I literally came there three minutes before I did it. I instantly disappeared. You know, this may be part of my character, but that's how I function. There is a certain cliché about communists or radicals. They usually say, you like humanity in abstract, but you don't like concrete people. You are even ready to kill them for humanity. Okay, fuck it. If this is it, then I am definitely a totalitarian. I like humanity, maybe great works of art, but the majority of the people I don't like. I like to be alone... I just have a couple of friends.
Let's discount that, shall we? If Žižek likes to be alone, it's his right, and his response here looks very much like he's trying to cause a stir. Much more interesting is his answer to the interviewer's second question: why continue to claim the communist 'brand' when it's now so devalued? Žižek offers several reasons in response - among them, that the labels socialism, democracy, justice, have been harmlessly absorbed by the dominant culture - but he eventually gets to this, that to claim the label of communism is to remind oneself of, precisely, the 'horrible things [that] were done in the name of communism', a reminder that we need given the fact that we don't have a good account of what went wrong to produce Stalinism. In particular, liberal accounts just reduce it all to the bad actions of bad people, whereas, of course, it was 'the system'.
If this were all being uttered by a clown, it would be hard to tell the difference. For, first, since he says there isn't one, Žižek himself might like to tell his interviewer what some of the elements of 'a good critique' of Stalinized communism would look like like. Yet he doesn't. Second, the claim that all we have to date is stuff about the bad actions of bad people is laughable. Žižek, one has to suppose, is unfamiliar with the following themes: that single-party government is incompatible with any effective reality of democratic self-rule; that a regime which abandons standard liberal safeguards for the individual endangers people's rights and, in some cases, their lives; that a respect for basic human rights is an important constituent of any decent society; that the separation of powers is a critical barrier against tyranny; that the independence of judicial insitutions is an important protection; and that some of the things that went wrong with communism as so far practised might have been due to a tendency among its leading adherents to make light of commitments to democracy, justice, liberal safeguards - in exactly the way Žižek himself does - as being merely the ideological property of... the dominant class.
We aren't still at square one on these matters, whatever the philosopher Žižek may be ready to give out.

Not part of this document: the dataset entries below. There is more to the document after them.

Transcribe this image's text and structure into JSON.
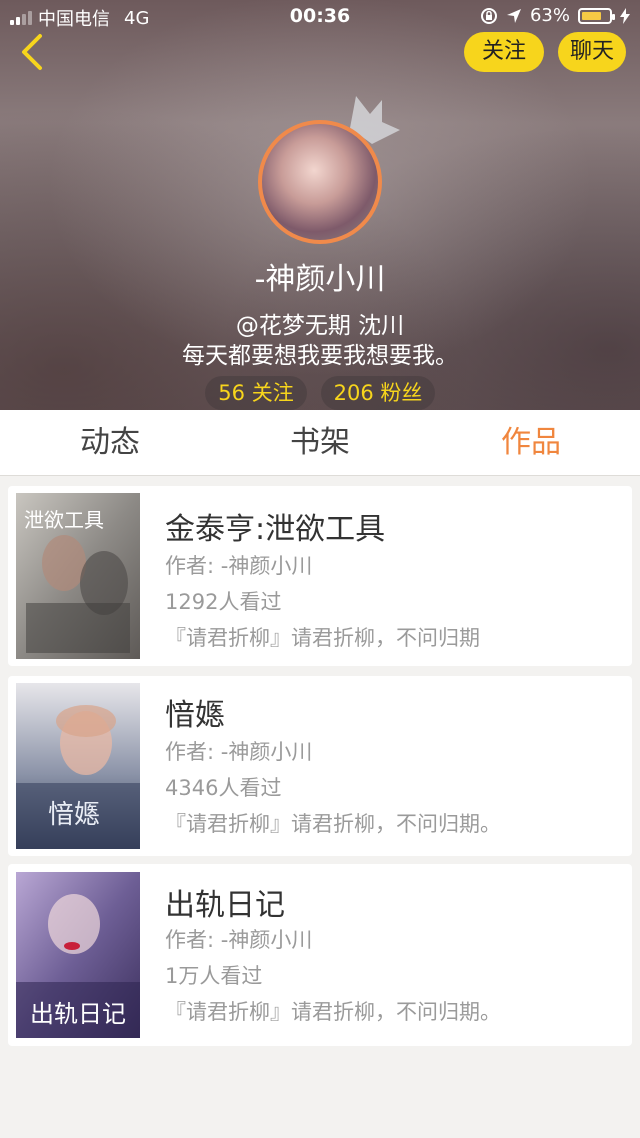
{
  "status_bar": {
    "carrier": "中国电信",
    "network": "4G",
    "time": "00:36",
    "battery_percent": "63%",
    "battery_level": 0.63
  },
  "profile": {
    "nickname": "-神颜小川",
    "handle": "@花梦无期 沈川",
    "bio": "每天都要想我要我想要我。",
    "following_label": "56 关注",
    "fans_label": "206 粉丝",
    "follow_button": "关注",
    "chat_button": "聊天"
  },
  "tabs": [
    {
      "label": "动态",
      "active": false
    },
    {
      "label": "书架",
      "active": false
    },
    {
      "label": "作品",
      "active": true
    }
  ],
  "works": [
    {
      "title": "金泰亨:泄欲工具",
      "author": "作者: -神颜小川",
      "views": "1292人看过",
      "desc": "『请君折柳』请君折柳，不问归期",
      "cover_text": "泄欲工具"
    },
    {
      "title": "愔嫕",
      "author": "作者: -神颜小川",
      "views": "4346人看过",
      "desc": "『请君折柳』请君折柳，不问归期。",
      "cover_text": "愔嫕"
    },
    {
      "title": "出轨日记",
      "author": "作者: -神颜小川",
      "views": "1万人看过",
      "desc": "『请君折柳』请君折柳，不问归期。",
      "cover_text": "出轨日记"
    }
  ],
  "colors": {
    "accent_yellow": "#f7d51c",
    "active_tab": "#f08a3e",
    "avatar_ring": "#f08a4b"
  }
}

Not only liberals but also socialist critics of the Stalinist experience have gone some way beyond bad-people-type explanations.